$260
100 µl
APPLICATIONS
REACTIVITY
Human, Monkey, Mouse, Rat

Application Methods: Flow Cytometry, Immunofluorescence (Immunocytochemistry), Western Blotting

Background: DDX6, also known as RCK and p54, was identified as a proto-oncogene product and is a member of the ATP-dependent DEAD box helicase family (1,2). This protein interacts with translation initiation factor eIF4E in the cytoplasmic P-bodies (3) and represses mRNA translation (4). DDX6 is a component of the miRNA induced silencing complex (miRISC) and interacts with Argonaute 1 (Ago1) and Argonaute 2 (Ago2) proteins in vitro and in vivo (5), functioning in miRNA-mediated translational repression (5). Depletion of DDX6 leads to the disruption of cytoplasmic P-bodies indicating that it is required for P-body formation (5).

$260
100 µl
APPLICATIONS
REACTIVITY
Mouse, Rat

Application Methods: Immunofluorescence (Frozen), Western Blotting

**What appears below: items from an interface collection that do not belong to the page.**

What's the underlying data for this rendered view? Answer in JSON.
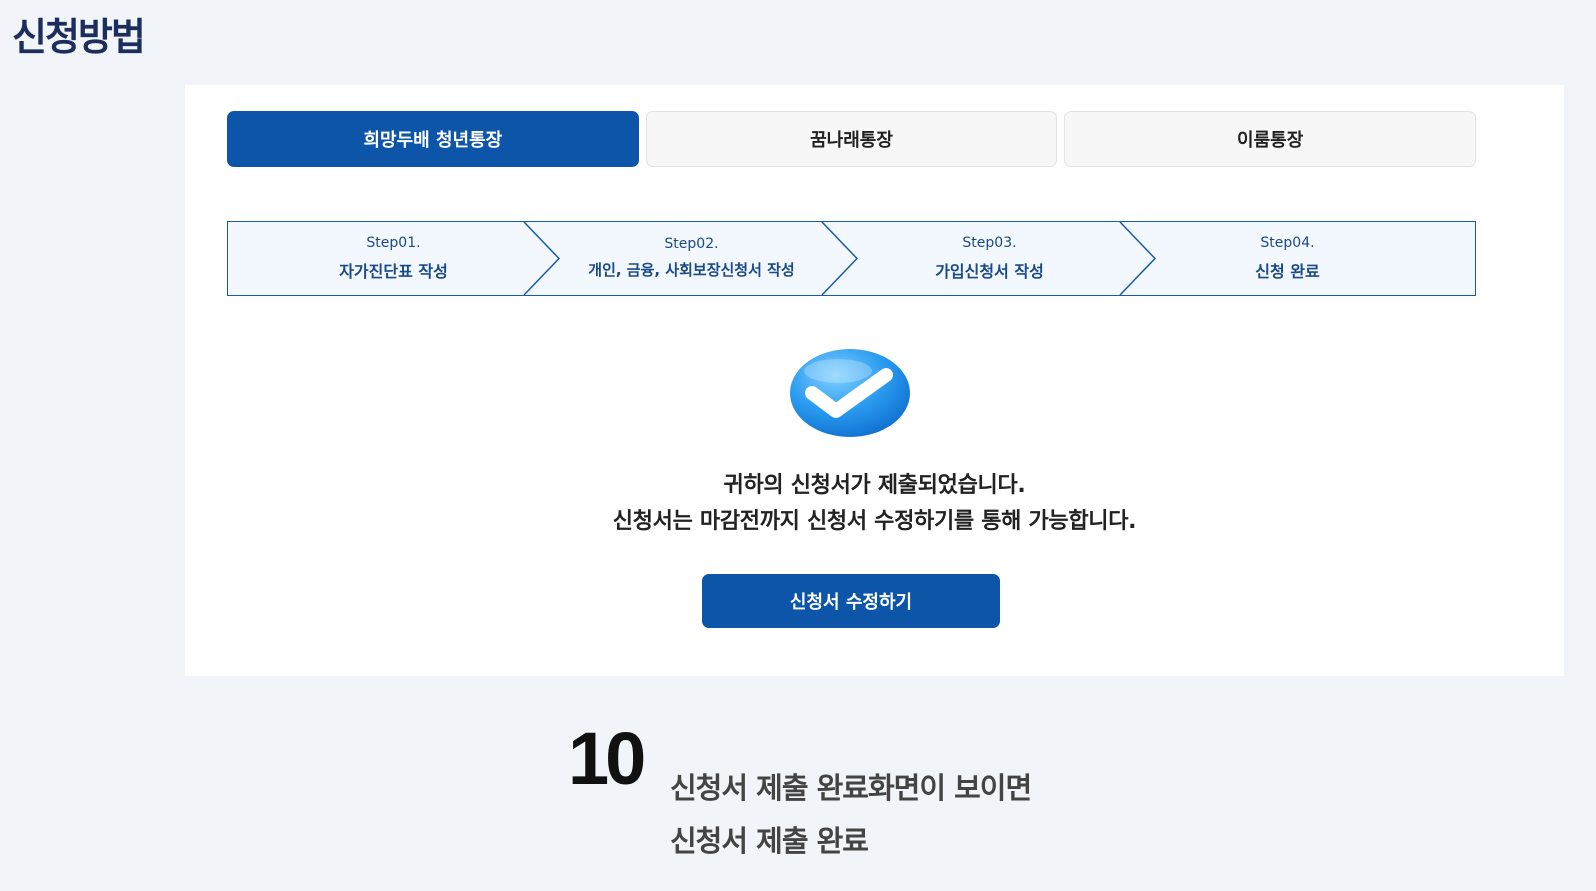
{
  "page": {
    "heading": "신청방법"
  },
  "tabs": [
    {
      "label": "희망두배 청년통장",
      "active": true
    },
    {
      "label": "꿈나래통장",
      "active": false
    },
    {
      "label": "이룸통장",
      "active": false
    }
  ],
  "steps": [
    {
      "num": "Step01.",
      "label": "자가진단표 작성"
    },
    {
      "num": "Step02.",
      "label": "개인, 금융, 사회보장신청서 작성"
    },
    {
      "num": "Step03.",
      "label": "가입신청서 작성"
    },
    {
      "num": "Step04.",
      "label": "신청 완료"
    }
  ],
  "completion": {
    "icon": "check-circle-icon",
    "line1": "귀하의 신청서가 제출되었습니다.",
    "line2": "신청서는 마감전까지 신청서 수정하기를 통해 가능합니다.",
    "button_label": "신청서 수정하기"
  },
  "instruction": {
    "step_number": "10",
    "line1": "신청서 제출 완료화면이 보이면",
    "line2": "신청서 제출 완료"
  },
  "colors": {
    "primary": "#0d55a8",
    "heading": "#1c2f5c",
    "step_border": "#1a5aa8",
    "step_bg": "#f2f8fe",
    "page_bg": "#f1f4f8"
  }
}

Background: The cytoskeleton consists of three types of cytosolic fibers: microfilaments (actin filaments), intermediate filaments and microtubules. Major types of intermediate filaments are distinguished and expressed in particular cell types: cytokeratins (epithelial cells), glial fibrillary acidic protein or GFAP (glial cells), desmin (skeletal, visceral and certain vascular smooth muscle cells), vimentin (mesenchyme origin) and neurofilaments (neurons). GFAP and vimentin form intermediate filaments in astroglial cells and modulate their motility and shape (1). In particular, vimentin filaments are present at early developmental stages, while GFAP filaments are characteristic of differentiated and mature brain astrocytes. Thus, GFAP is commonly used as a marker for intracranial and intraspinal tumors arising from astrocytes (2). Vimentin is present in sarcomas, but not carcinomas, and its expression is examined relative to other markers to distinguish between the two forms of neoplasm (3). Desmin is a myogenic marker expressed in early development that forms a network of filaments that extends across the myofibril and surrounds Z discs. The desmin cytoskeleton provides a connection among myofibrils, organelles and the cytoskeleton (4). Desmin knockout mice develop cardiomyopathy, skeletal and smooth muscle defects (5). In humans, desmin related myopathies might be caused by mutations in the corresponding desmin gene or in proteins with which desmin interacts, including αB-crystallin and synemin. Disorganized desmin filaments and the accumulation of protein aggregates comprised predominantly of desmin characterize desmin-related myopathies (reviewed in 6,7).

$260
100 µl
APPLICATIONS
REACTIVITY
Human

Application Methods: Western Blotting

Background: Dexras1 (Ras dexamethasone induced 1) belongs to the Ras superfamily of GTPases and was initially identified as a dexamethasone inducible gene (1,2). Dexras1 reportedly regulates several distinct signal transduction pathways, including MAPK signaling, NMDA receptor-nitric oxide-mediated signaling, and pathways involving adenylyl cyclases (3-5). Dexras1 can directly modulate FE65-APP-mediated transcription and regulate the photic sensitivity of the mammalian circadian clock (6,7).